■ TASK MATERIAL:
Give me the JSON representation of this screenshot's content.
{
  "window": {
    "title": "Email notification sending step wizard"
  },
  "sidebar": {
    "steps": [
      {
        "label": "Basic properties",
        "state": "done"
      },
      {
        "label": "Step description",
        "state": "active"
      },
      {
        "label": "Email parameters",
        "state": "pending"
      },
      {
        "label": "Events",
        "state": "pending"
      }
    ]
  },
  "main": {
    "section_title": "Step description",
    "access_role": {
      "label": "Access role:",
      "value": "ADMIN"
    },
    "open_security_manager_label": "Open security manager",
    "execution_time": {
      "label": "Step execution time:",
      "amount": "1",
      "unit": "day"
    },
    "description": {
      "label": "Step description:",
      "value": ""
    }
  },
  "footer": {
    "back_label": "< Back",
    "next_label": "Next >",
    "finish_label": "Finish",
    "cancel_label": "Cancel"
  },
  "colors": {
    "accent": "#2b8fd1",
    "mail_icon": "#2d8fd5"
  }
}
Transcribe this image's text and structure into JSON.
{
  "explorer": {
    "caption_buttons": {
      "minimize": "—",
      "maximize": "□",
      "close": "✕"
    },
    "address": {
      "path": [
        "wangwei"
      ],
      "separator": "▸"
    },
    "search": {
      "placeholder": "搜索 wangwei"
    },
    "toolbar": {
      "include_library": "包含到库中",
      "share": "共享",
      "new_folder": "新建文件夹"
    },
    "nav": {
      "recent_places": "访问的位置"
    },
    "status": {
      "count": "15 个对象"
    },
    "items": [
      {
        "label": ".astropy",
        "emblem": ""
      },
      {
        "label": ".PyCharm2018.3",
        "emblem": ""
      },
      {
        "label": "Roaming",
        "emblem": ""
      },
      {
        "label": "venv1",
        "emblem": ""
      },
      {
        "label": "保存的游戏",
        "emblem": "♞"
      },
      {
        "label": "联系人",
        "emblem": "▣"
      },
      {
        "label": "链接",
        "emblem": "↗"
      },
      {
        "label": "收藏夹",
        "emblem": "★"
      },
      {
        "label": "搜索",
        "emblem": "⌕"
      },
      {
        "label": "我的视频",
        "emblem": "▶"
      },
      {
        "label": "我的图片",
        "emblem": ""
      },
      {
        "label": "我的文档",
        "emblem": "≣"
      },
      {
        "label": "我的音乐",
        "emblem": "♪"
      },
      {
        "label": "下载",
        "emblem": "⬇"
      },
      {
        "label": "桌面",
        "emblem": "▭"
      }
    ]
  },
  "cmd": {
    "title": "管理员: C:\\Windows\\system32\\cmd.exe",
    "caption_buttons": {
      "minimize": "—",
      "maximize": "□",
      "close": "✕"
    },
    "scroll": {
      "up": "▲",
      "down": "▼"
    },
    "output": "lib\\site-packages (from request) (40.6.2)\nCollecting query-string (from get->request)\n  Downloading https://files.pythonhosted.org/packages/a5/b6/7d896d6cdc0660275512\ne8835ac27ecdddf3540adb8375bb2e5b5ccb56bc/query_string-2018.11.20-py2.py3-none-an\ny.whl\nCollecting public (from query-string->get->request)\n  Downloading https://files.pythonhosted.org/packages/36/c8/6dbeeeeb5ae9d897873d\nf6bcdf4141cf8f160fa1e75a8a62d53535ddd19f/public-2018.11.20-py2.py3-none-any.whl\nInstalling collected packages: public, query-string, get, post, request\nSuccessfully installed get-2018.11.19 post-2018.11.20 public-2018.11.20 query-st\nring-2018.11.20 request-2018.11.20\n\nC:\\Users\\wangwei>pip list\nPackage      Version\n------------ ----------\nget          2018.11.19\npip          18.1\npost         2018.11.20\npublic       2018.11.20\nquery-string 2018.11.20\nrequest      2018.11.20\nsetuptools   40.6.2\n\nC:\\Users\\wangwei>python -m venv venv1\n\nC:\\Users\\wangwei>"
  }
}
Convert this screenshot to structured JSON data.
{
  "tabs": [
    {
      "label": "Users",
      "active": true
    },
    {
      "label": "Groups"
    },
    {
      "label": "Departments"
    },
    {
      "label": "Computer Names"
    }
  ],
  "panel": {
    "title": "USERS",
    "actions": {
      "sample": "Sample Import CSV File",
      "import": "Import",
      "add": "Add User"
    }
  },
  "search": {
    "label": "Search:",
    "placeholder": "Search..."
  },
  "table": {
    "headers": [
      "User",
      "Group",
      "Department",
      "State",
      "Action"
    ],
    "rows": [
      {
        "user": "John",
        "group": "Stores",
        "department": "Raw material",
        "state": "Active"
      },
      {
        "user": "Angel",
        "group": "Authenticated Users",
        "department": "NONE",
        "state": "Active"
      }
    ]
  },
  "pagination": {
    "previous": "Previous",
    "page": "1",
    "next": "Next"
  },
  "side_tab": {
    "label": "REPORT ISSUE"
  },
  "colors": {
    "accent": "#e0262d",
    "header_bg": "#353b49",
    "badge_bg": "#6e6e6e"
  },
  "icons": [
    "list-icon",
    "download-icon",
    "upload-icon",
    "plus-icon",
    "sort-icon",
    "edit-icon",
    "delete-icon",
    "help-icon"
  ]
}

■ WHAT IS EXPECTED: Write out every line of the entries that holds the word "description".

■ YOUR SOLUTION:
        "label": "Step description",
    "section_title": "Step description",
    "description": {
      "label": "Step description:",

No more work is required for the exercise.